A winter exhibition opening this month will celebrate Stromness Museum’s roots as the Orkney Natural History Society. ‘James Sinclair, the Botanist from the Bu’ celebrates the life a Hoy man whose love of plants took him from the Bu to Borneo.
The exhibition will be launched at Stromness Museum with an evening of informal talks. Bea Watson will read from her highly commended Fereday project on her great-great uncle James Sinclair. John Crossley, Orkney Plant Recorder, will give an overview of the attraction of Hoy for plant-lovers in his illustrated talk ‘The island of Hoy: a great place for plants and botanists’.
James Sinclair wrote the chapter on Orkney Flora in the New Orkney Book. His interest in plants developed early, when he was a schoolboy, with his interest being encouraged by the Orkney botanist Henry Halcro Johnston. James discovered a number of plants which were new to Orkney.
He went on to Edinburgh University in 1932 graduating with a degree with honours in Botany. James then studied to become a teacher, teaching in Stronsay and Kirkwall. He collected plant specimens including algae, mosses and ferns throughout Orkney and by 1937 he had collected over 500 species and scores of varieties.
Royal Air Force
He joined the RAF in 1941. James made a collection of specimens of local plants in Burma during the war in Burma. After the war he joined the staff of Edinburgh’s Royal Botanic Garden, then moving to Singapore to take up post of curator of the Herbarium there. He lived and worked in Singapore for nearly 20 years undertaking collecting expeditions in various parts of the Malay Peninsula also to Sarawak, Sabah and the Philippines. Characterised by his intense attention to his work, James excelled in botany becoming an authority on the custard apple and nutmeg families.
Although work took him abroad and he enjoyed his travels, his heart was in his native Hoy, and he intended to settle there after his retirement. Sadly, ill-health brought him home early. James Sinclair, born at the Bu, Hoy in 1913, died in 1968 and is buried in the Hoy churchyard.
This exhibition travels from the Hoy Kirk where it was shown as the first exhibition of the Hoy Heritage project. The papers of James Sinclair will be part of the Hoy Heritage digital archive.
On show for the first time is an artwork by Orkney artist Laura Drever, inspired by the walk ‘In the footsteps of James Sinclair’ which launched the exhibition in Hoy in July.
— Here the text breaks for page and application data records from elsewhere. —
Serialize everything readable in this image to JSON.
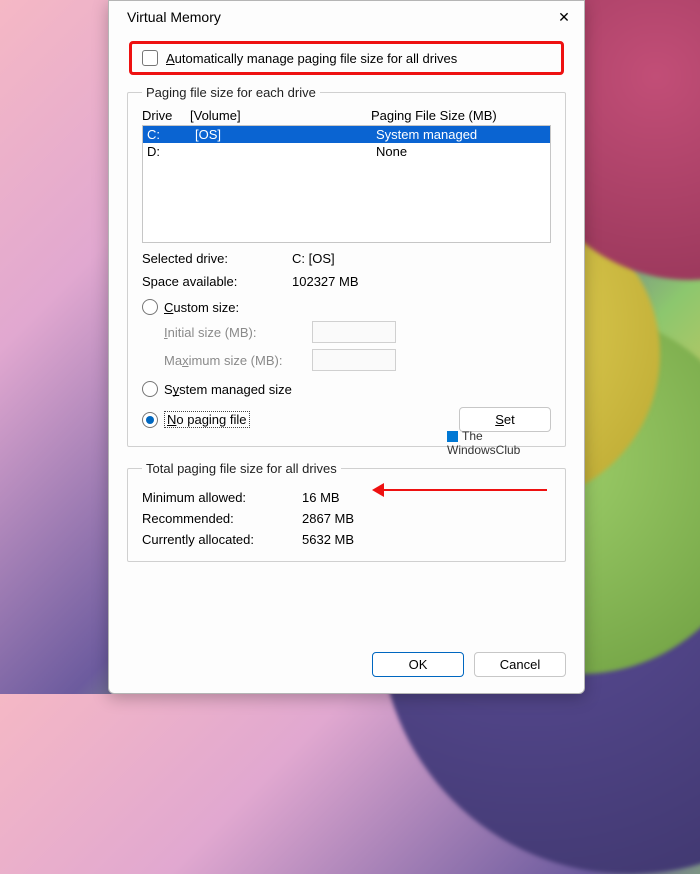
{
  "title": "Virtual Memory",
  "auto_manage_label": "Automatically manage paging file size for all drives",
  "group1_legend": "Paging file size for each drive",
  "list_headers": {
    "drive": "Drive",
    "volume": "[Volume]",
    "pfs": "Paging File Size (MB)"
  },
  "drives": [
    {
      "letter": "C:",
      "volume": "[OS]",
      "pfs": "System managed",
      "selected": true
    },
    {
      "letter": "D:",
      "volume": "",
      "pfs": "None",
      "selected": false
    }
  ],
  "selected_drive_label": "Selected drive:",
  "selected_drive_value": "C:  [OS]",
  "space_label": "Space available:",
  "space_value": "102327 MB",
  "custom_size_label": "Custom size:",
  "initial_size_label": "Initial size (MB):",
  "maximum_size_label": "Maximum size (MB):",
  "system_managed_label": "System managed size",
  "no_paging_label": "No paging file",
  "set_button": "Set",
  "group2_legend": "Total paging file size for all drives",
  "min_label": "Minimum allowed:",
  "min_value": "16 MB",
  "rec_label": "Recommended:",
  "rec_value": "2867 MB",
  "cur_label": "Currently allocated:",
  "cur_value": "5632 MB",
  "ok": "OK",
  "cancel": "Cancel",
  "watermark1": "The",
  "watermark2": "WindowsClub"
}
The exhibition launch, with talks, takes place on Friday 11 November at 7:30pm at Stromness Museum – all welcome. The exhibition will run until March 2012. Museum hours are Monday to Saturday 11am to 3:30pm.
If you want a glimpse into Orkney’s Maritime Past and Natural History, then Stromness Museum is a must. Since 1837, the museum has amassed a unique and fascinating collection, which has something for everyone.
The James Sinclair project is part of the Scapa Flow Landscape Partnership Scheme, supported by the Scottish Government and the European Community Orkney LEADER 2007-2013 Programme, and also by the Heritage Lottery Fund.
The Scapa Flow Landscape Partnership Scheme will spend around £2.2 million over three years on 48 projects promoting and supporting the heritage – wildlife, landscape, cultural heritage, history and archaeology – in and around Scapa Flow and the South Isles of Orkney. The scheme has received £1.3 million from the Heritage Lottery Fund, with further support from Orkney Islands Council, the European Union, Historic Scotland, Scottish Natural Heritage, the RSPB, trusts and private donations.